I shared with you Part 1 of my son's redo and now for the rest of his story. My favorite part
The concrete Counter Top!
Front facing put on and screw holes filled with a somewhat heavy coat of wood filler.
Time to build a mold! I cut out a piece of blondewood that was the exact dimension of the countertop (with a couple of inches of overhang). I then used my scrap 1x3 and 1x4 to build walls up from the sides. Everything had to be predrilled and carefully screwed together for easy removal later. I wasn't sure at this stage whether or not I'd have to reuse the mold for a recast. I traced out the sink template and applied the same wall-building method for the straight lines, and used quarter round pieces to make the curved corners.
A word to the wise... concrete dye (not acid stain, the powdered color stuff) will not come out of your skin for days... Wear gloves (common sense for most, I'm sure, but I was excited and in a hurry). I cut out the inside shape from the steel mesh to use as reinforcement, and mixed the concrete and coloring together. Before I poured it in, I had the idea to sprinkle some of the coloring powder and raw concrete on the base of the mold to create a sort of “marbled” effect on the top. I had no idea what I was doing, but experimentation seemed to be paying off so far. Concrete, then mesh, then concrete on top. Finally smoothing everything out and using a hammer drill with a flat bit to vibrate all of the bubbles out. I let it set overnight to cure, even though it was supposedly cured in 6 hours.
It took a while to break apart the mold, but everything came apart nicely, and this is what I was left with. A little more gray than I had hoped, and kind of bland looking. But it worked! It really worked!
I was very pleased with how the quarter round effect came out. It looks like a finished-edge countertop. I was still worried about the color, but I hadn't cleaned it yet and there was a lot of dust on the surface, so I set about other projects while my girlfriend scrubbed the countertop with concrete cleaner and sprayed off the surface.
I built a box, now time to cut out some holes for the doors and drawers.
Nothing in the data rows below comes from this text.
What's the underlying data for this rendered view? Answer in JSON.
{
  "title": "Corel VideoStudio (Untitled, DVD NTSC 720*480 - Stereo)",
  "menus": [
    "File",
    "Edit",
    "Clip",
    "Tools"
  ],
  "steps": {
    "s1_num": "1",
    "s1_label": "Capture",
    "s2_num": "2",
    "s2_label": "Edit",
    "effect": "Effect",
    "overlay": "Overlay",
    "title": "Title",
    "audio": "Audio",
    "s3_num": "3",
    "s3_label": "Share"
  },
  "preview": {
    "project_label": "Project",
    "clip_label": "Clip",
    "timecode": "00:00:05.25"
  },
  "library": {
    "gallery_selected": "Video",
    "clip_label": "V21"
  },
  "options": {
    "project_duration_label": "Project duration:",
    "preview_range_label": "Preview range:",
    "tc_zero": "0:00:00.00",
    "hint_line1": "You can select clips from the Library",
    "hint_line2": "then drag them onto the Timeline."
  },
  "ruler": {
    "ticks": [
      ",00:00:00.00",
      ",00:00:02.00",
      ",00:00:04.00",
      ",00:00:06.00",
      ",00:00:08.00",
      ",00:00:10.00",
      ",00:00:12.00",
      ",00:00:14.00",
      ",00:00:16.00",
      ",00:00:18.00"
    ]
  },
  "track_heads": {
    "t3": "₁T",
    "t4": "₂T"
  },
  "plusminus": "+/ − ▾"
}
I set the doors from the old cabinets against the wood and traced them out, then subtracted an inch all the way around to get the size perfect. I wanted the hinges to go into the framing wherever possible, so I moved the door in the front all the way to the right rather than placing it in the middle.
Holes cut out for the drawers, and the first test fit of the day! Seems to line up beautifully. I used the smaller drawer up top, hoping it would clear the sink. And then the larger silverware drawer underneath.
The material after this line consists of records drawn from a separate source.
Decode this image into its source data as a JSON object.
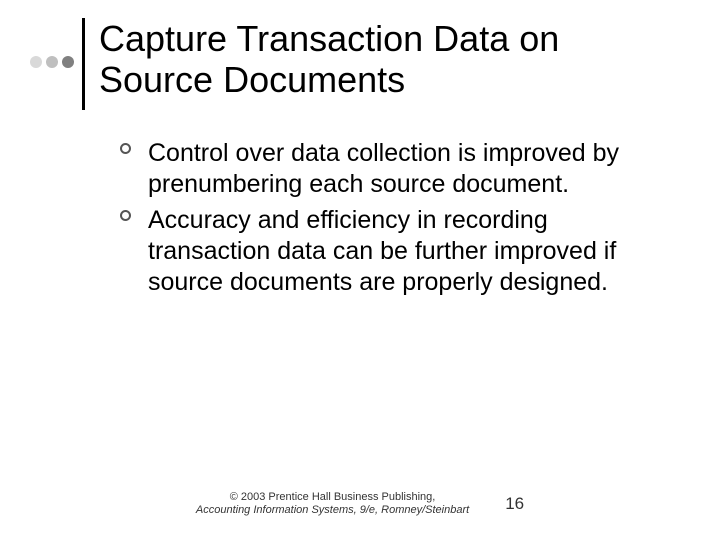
{
  "slide": {
    "title": "Capture Transaction Data on Source Documents",
    "bullets": [
      "Control over data collection is improved by prenumbering each source document.",
      "Accuracy and efficiency in recording transaction data can be further improved if source documents are properly designed."
    ]
  },
  "footer": {
    "copyright_line1": "© 2003 Prentice Hall Business Publishing,",
    "copyright_line2": "Accounting Information Systems, 9/e, Romney/Steinbart",
    "page_number": "16"
  }
}
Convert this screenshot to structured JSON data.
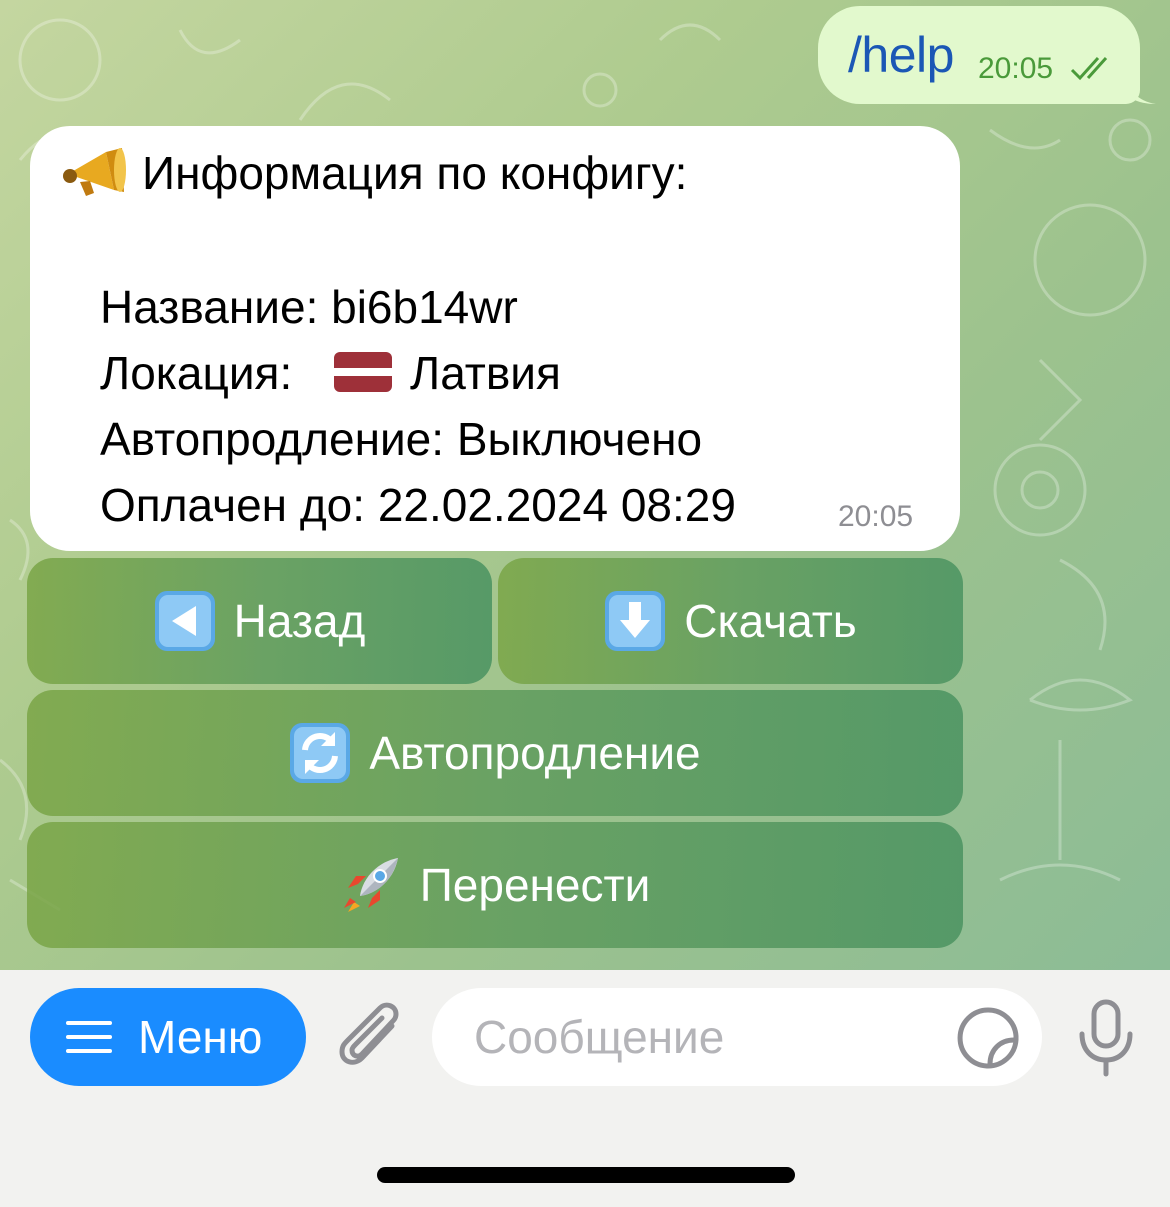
{
  "outgoing": {
    "text": "/help",
    "time": "20:05",
    "status": "read-double-check-icon"
  },
  "incoming": {
    "header_icon": "megaphone-icon",
    "header": "Информация по конфигу:",
    "name_line": "Название: bi6b14wr",
    "location_label": "Локация:",
    "location_flag": "latvia-flag-icon",
    "location_value": "Латвия",
    "autorenew_line": "Автопродление: Выключено",
    "paid_line": "Оплачен до: 22.02.2024 08:29",
    "time": "20:05"
  },
  "keyboard": {
    "back": {
      "label": "Назад",
      "icon": "left-arrow-icon"
    },
    "download": {
      "label": "Скачать",
      "icon": "down-arrow-icon"
    },
    "autorenew": {
      "label": "Автопродление",
      "icon": "arrows-cycle-icon"
    },
    "transfer": {
      "label": "Перенести",
      "icon": "rocket-icon"
    }
  },
  "input_bar": {
    "menu_label": "Меню",
    "placeholder": "Сообщение"
  },
  "colors": {
    "menu_button": "#1a8cff",
    "outgoing_bubble": "#e2f9cd",
    "outgoing_text": "#1b57b5",
    "time_green": "#4a9a3a"
  }
}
After cleaning and the first epoxy coating, this is what the countertop looked like. I was much more pleased with how it was turning out! The color, the marbling, the edge, everything was coming out great.
I set in the drawer slides and leveled them to figure out where to drop the back support. I started to worry that the plumbing might not fit, but it seemed to be just enough to work.
I installed all of the doors and drawers to test everything out and make sure it all aligned correctly. It's starting to look like a cabinet!
Countertop was brought in (all 200lbs of it!) and very carefully placed on top of the frame. It took three people to get it up there and slid back into place. I started shimming anywhere I saw it was not meeting the 2x4's perfectly. I placed adhesive liberally along all of the framing to make sure this thing stayed where it was put! I was so nervous testing the fit of the sink, but it dropped in like it was a factory fit!
I cleaned off the epoxy a little bit and the color is really starting to come out. So happy with the result.
I decided the cabinet could use a little more organizational options.
Plumbing! Water lines strapped to the frame to keep them out of harm's way and somehow nothing got in the way of the drain line!
Here I was testing some of the cut pieces I made for the two ends of the countertop. I wanted to trim it with something nice, rather than just caulking against the concrete where it met the front of the cabinet.
Running water, and a real sink!
I used 1x4 pine to give a more finished look to the kickplate and cover up the 2x4 framing.Began sanding the wood putty and applied a second coat to fill in all the cracks and holes.
The trim came out nice and really covered up some of the gaps and shims I used to support and level the concrete.
...while I worked on the drawers and doors. I used a special “bonding” primer that was made for laminated cabinets. It definitely seemed to do the trick.
A piece of quarter round painted black to make the transition from concrete countertop to backsplash and help seal everything water tight with silicone. There is a slight forward slope in the countertop which is perfect for keeping water out of the back corner.
5 coats of the best white paint I could buy later, and we have a finished product! I put the hardware back on the drawers and bought a white towel ring and hook. The ring will hold our dish towels and the hook will hold a cutting board which will keep the towels away from the cabinet.
All of the drawers work great and slide nice and smooth. The color was just perfect and I was glad I decided on white cabinets to compliment the darker countertop and backsplash.
Yes, that is a 5lb jar of Runts candy to celebrate!
Now to clean up the mess I made everywhere else while building this!
And there you have it.....a chip off the old block eh? Not really! He is way better at the building and configuration. My forte is color and design. If we ever get our brains together on a project...Watch out!